Task details – Would you tally how many lines in the records include the word "tree"? Reply with the number only.
+===+
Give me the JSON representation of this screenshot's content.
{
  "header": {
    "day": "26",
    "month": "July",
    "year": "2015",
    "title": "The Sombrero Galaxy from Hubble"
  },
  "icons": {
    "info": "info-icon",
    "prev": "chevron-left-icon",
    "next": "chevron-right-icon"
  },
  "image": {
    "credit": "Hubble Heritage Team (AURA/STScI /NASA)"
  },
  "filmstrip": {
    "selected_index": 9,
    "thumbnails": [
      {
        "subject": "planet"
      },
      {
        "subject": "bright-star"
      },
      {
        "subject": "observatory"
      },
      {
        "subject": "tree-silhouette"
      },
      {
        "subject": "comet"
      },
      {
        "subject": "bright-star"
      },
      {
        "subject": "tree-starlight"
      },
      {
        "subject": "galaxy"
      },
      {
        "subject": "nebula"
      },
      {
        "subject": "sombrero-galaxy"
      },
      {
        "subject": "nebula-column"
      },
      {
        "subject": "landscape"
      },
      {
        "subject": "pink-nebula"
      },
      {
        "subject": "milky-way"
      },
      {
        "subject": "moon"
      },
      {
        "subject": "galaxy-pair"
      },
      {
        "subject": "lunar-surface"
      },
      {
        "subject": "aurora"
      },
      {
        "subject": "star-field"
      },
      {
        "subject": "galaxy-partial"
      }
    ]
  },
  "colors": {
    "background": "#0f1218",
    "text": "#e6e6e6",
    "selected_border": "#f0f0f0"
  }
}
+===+
Finished task – 2